Try it
Exact copies of all the records are to be output.

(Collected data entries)
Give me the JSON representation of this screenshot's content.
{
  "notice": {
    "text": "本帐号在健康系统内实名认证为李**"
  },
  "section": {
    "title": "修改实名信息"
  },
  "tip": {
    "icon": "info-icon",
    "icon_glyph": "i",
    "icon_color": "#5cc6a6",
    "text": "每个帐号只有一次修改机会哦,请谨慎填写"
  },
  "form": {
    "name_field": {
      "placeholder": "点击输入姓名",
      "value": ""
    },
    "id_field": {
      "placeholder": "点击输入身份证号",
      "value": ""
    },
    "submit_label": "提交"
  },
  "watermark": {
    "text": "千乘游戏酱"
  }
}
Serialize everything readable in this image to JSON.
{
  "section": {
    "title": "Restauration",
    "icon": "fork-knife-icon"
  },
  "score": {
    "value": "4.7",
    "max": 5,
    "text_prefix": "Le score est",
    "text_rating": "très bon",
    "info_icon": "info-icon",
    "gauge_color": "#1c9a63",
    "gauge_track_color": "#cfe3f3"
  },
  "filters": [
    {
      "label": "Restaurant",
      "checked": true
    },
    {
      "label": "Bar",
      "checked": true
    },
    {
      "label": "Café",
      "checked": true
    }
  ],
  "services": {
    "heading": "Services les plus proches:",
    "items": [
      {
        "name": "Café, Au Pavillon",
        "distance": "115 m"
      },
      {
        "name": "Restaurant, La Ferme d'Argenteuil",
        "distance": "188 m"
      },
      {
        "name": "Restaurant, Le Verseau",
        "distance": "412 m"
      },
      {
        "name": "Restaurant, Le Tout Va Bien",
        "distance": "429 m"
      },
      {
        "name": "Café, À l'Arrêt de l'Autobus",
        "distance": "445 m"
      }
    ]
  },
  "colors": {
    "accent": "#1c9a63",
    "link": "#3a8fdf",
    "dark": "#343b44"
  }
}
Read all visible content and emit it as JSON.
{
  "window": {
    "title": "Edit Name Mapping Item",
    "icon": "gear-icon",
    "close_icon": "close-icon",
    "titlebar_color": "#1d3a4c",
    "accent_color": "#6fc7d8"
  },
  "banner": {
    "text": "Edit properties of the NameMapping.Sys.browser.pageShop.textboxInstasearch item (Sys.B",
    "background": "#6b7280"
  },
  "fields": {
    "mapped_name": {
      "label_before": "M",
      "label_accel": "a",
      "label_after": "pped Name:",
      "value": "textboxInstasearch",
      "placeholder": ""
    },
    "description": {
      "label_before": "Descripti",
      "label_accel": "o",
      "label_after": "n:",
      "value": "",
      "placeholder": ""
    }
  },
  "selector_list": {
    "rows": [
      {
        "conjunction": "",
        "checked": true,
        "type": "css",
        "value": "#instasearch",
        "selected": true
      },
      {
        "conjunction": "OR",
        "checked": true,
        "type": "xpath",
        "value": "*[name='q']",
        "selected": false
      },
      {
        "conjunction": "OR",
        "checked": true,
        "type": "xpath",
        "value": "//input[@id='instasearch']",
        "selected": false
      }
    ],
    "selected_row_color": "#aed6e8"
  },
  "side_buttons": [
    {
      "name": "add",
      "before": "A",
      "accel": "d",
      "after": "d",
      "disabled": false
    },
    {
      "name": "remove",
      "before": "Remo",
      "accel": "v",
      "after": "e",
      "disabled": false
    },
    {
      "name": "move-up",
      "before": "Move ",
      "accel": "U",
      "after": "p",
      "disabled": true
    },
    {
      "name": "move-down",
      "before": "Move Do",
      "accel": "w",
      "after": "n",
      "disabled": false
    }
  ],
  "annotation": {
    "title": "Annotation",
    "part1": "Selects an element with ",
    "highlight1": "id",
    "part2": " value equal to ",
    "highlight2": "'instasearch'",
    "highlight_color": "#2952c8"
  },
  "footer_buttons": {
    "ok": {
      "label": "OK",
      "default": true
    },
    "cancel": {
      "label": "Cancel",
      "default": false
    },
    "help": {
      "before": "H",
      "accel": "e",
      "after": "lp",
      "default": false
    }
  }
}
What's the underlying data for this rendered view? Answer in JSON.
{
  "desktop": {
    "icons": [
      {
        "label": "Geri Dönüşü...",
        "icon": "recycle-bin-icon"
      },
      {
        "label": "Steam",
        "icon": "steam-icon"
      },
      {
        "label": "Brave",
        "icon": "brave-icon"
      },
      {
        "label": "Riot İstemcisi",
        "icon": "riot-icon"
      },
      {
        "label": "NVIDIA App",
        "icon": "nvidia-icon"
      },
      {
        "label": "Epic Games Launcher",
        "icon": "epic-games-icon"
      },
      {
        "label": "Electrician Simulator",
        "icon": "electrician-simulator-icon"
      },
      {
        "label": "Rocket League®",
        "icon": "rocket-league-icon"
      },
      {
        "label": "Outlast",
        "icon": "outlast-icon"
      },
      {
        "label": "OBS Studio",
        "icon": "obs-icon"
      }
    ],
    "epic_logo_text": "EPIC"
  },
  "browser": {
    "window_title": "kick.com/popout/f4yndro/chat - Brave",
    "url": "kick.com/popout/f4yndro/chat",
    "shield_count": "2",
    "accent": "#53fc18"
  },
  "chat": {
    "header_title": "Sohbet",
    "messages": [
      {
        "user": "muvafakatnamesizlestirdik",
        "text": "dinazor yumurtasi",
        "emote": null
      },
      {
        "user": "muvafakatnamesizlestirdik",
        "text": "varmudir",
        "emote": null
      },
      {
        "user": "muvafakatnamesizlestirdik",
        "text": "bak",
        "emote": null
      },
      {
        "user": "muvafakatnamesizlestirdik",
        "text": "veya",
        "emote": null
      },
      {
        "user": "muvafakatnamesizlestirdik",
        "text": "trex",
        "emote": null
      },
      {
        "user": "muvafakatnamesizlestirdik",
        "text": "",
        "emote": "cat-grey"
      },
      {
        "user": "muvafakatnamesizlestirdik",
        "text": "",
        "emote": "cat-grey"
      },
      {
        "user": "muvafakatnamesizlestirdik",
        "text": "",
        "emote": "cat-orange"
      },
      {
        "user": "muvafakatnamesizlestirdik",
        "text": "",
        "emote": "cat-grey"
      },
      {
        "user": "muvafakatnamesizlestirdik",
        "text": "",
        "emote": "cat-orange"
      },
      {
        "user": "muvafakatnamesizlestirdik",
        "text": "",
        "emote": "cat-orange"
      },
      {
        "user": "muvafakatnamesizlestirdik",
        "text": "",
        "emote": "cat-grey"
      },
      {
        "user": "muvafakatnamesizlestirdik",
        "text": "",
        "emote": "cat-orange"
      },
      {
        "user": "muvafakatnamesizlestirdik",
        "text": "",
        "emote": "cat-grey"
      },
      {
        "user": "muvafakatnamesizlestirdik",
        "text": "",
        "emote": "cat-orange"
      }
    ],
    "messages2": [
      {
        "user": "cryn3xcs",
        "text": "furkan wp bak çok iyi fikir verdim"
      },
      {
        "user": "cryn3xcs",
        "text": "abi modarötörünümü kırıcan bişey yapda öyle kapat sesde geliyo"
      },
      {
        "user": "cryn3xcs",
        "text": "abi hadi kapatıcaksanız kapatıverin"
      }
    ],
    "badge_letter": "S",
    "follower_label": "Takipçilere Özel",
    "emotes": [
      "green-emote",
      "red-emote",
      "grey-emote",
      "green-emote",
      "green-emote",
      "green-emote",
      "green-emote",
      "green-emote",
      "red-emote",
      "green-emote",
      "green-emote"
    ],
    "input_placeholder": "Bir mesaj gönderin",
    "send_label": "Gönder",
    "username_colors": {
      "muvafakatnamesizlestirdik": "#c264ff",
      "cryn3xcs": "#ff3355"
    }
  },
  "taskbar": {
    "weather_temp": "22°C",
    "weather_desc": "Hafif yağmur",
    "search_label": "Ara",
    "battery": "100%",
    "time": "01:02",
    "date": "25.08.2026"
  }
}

Result of the task
Give me the JSON representation of this screenshot's content.
{
  "notice": {
    "text": "本帐号在健康系统内实名认证为李**"
  },
  "section": {
    "title": "修改实名信息"
  },
  "tip": {
    "icon": "info-icon",
    "icon_glyph": "i",
    "icon_color": "#5cc6a6",
    "text": "每个帐号只有一次修改机会哦,请谨慎填写"
  },
  "form": {
    "name_field": {
      "placeholder": "点击输入姓名",
      "value": ""
    },
    "id_field": {
      "placeholder": "点击输入身份证号",
      "value": ""
    },
    "submit_label": "提交"
  },
  "watermark": {
    "text": "千乘游戏酱"
  }
}
Serialize everything readable in this image to JSON.
{
  "section": {
    "title": "Restauration",
    "icon": "fork-knife-icon"
  },
  "score": {
    "value": "4.7",
    "max": 5,
    "text_prefix": "Le score est",
    "text_rating": "très bon",
    "info_icon": "info-icon",
    "gauge_color": "#1c9a63",
    "gauge_track_color": "#cfe3f3"
  },
  "filters": [
    {
      "label": "Restaurant",
      "checked": true
    },
    {
      "label": "Bar",
      "checked": true
    },
    {
      "label": "Café",
      "checked": true
    }
  ],
  "services": {
    "heading": "Services les plus proches:",
    "items": [
      {
        "name": "Café, Au Pavillon",
        "distance": "115 m"
      },
      {
        "name": "Restaurant, La Ferme d'Argenteuil",
        "distance": "188 m"
      },
      {
        "name": "Restaurant, Le Verseau",
        "distance": "412 m"
      },
      {
        "name": "Restaurant, Le Tout Va Bien",
        "distance": "429 m"
      },
      {
        "name": "Café, À l'Arrêt de l'Autobus",
        "distance": "445 m"
      }
    ]
  },
  "colors": {
    "accent": "#1c9a63",
    "link": "#3a8fdf",
    "dark": "#343b44"
  }
}
Read all visible content and emit it as JSON.
{
  "window": {
    "title": "Edit Name Mapping Item",
    "icon": "gear-icon",
    "close_icon": "close-icon",
    "titlebar_color": "#1d3a4c",
    "accent_color": "#6fc7d8"
  },
  "banner": {
    "text": "Edit properties of the NameMapping.Sys.browser.pageShop.textboxInstasearch item (Sys.B",
    "background": "#6b7280"
  },
  "fields": {
    "mapped_name": {
      "label_before": "M",
      "label_accel": "a",
      "label_after": "pped Name:",
      "value": "textboxInstasearch",
      "placeholder": ""
    },
    "description": {
      "label_before": "Descripti",
      "label_accel": "o",
      "label_after": "n:",
      "value": "",
      "placeholder": ""
    }
  },
  "selector_list": {
    "rows": [
      {
        "conjunction": "",
        "checked": true,
        "type": "css",
        "value": "#instasearch",
        "selected": true
      },
      {
        "conjunction": "OR",
        "checked": true,
        "type": "xpath",
        "value": "*[name='q']",
        "selected": false
      },
      {
        "conjunction": "OR",
        "checked": true,
        "type": "xpath",
        "value": "//input[@id='instasearch']",
        "selected": false
      }
    ],
    "selected_row_color": "#aed6e8"
  },
  "side_buttons": [
    {
      "name": "add",
      "before": "A",
      "accel": "d",
      "after": "d",
      "disabled": false
    },
    {
      "name": "remove",
      "before": "Remo",
      "accel": "v",
      "after": "e",
      "disabled": false
    },
    {
      "name": "move-up",
      "before": "Move ",
      "accel": "U",
      "after": "p",
      "disabled": true
    },
    {
      "name": "move-down",
      "before": "Move Do",
      "accel": "w",
      "after": "n",
      "disabled": false
    }
  ],
  "annotation": {
    "title": "Annotation",
    "part1": "Selects an element with ",
    "highlight1": "id",
    "part2": " value equal to ",
    "highlight2": "'instasearch'",
    "highlight_color": "#2952c8"
  },
  "footer_buttons": {
    "ok": {
      "label": "OK",
      "default": true
    },
    "cancel": {
      "label": "Cancel",
      "default": false
    },
    "help": {
      "before": "H",
      "accel": "e",
      "after": "lp",
      "default": false
    }
  }
}
What's the underlying data for this rendered view? Answer in JSON.
{
  "desktop": {
    "icons": [
      {
        "label": "Geri Dönüşü...",
        "icon": "recycle-bin-icon"
      },
      {
        "label": "Steam",
        "icon": "steam-icon"
      },
      {
        "label": "Brave",
        "icon": "brave-icon"
      },
      {
        "label": "Riot İstemcisi",
        "icon": "riot-icon"
      },
      {
        "label": "NVIDIA App",
        "icon": "nvidia-icon"
      },
      {
        "label": "Epic Games Launcher",
        "icon": "epic-games-icon"
      },
      {
        "label": "Electrician Simulator",
        "icon": "electrician-simulator-icon"
      },
      {
        "label": "Rocket League®",
        "icon": "rocket-league-icon"
      },
      {
        "label": "Outlast",
        "icon": "outlast-icon"
      },
      {
        "label": "OBS Studio",
        "icon": "obs-icon"
      }
    ],
    "epic_logo_text": "EPIC"
  },
  "browser": {
    "window_title": "kick.com/popout/f4yndro/chat - Brave",
    "url": "kick.com/popout/f4yndro/chat",
    "shield_count": "2",
    "accent": "#53fc18"
  },
  "chat": {
    "header_title": "Sohbet",
    "messages": [
      {
        "user": "muvafakatnamesizlestirdik",
        "text": "dinazor yumurtasi",
        "emote": null
      },
      {
        "user": "muvafakatnamesizlestirdik",
        "text": "varmudir",
        "emote": null
      },
      {
        "user": "muvafakatnamesizlestirdik",
        "text": "bak",
        "emote": null
      },
      {
        "user": "muvafakatnamesizlestirdik",
        "text": "veya",
        "emote": null
      },
      {
        "user": "muvafakatnamesizlestirdik",
        "text": "trex",
        "emote": null
      },
      {
        "user": "muvafakatnamesizlestirdik",
        "text": "",
        "emote": "cat-grey"
      },
      {
        "user": "muvafakatnamesizlestirdik",
        "text": "",
        "emote": "cat-grey"
      },
      {
        "user": "muvafakatnamesizlestirdik",
        "text": "",
        "emote": "cat-orange"
      },
      {
        "user": "muvafakatnamesizlestirdik",
        "text": "",
        "emote": "cat-grey"
      },
      {
        "user": "muvafakatnamesizlestirdik",
        "text": "",
        "emote": "cat-orange"
      },
      {
        "user": "muvafakatnamesizlestirdik",
        "text": "",
        "emote": "cat-orange"
      },
      {
        "user": "muvafakatnamesizlestirdik",
        "text": "",
        "emote": "cat-grey"
      },
      {
        "user": "muvafakatnamesizlestirdik",
        "text": "",
        "emote": "cat-orange"
      },
      {
        "user": "muvafakatnamesizlestirdik",
        "text": "",
        "emote": "cat-grey"
      },
      {
        "user": "muvafakatnamesizlestirdik",
        "text": "",
        "emote": "cat-orange"
      }
    ],
    "messages2": [
      {
        "user": "cryn3xcs",
        "text": "furkan wp bak çok iyi fikir verdim"
      },
      {
        "user": "cryn3xcs",
        "text": "abi modarötörünümü kırıcan bişey yapda öyle kapat sesde geliyo"
      },
      {
        "user": "cryn3xcs",
        "text": "abi hadi kapatıcaksanız kapatıverin"
      }
    ],
    "badge_letter": "S",
    "follower_label": "Takipçilere Özel",
    "emotes": [
      "green-emote",
      "red-emote",
      "grey-emote",
      "green-emote",
      "green-emote",
      "green-emote",
      "green-emote",
      "green-emote",
      "red-emote",
      "green-emote",
      "green-emote"
    ],
    "input_placeholder": "Bir mesaj gönderin",
    "send_label": "Gönder",
    "username_colors": {
      "muvafakatnamesizlestirdik": "#c264ff",
      "cryn3xcs": "#ff3355"
    }
  },
  "taskbar": {
    "weather_temp": "22°C",
    "weather_desc": "Hafif yağmur",
    "search_label": "Ara",
    "battery": "100%",
    "time": "01:02",
    "date": "25.08.2026"
  }
}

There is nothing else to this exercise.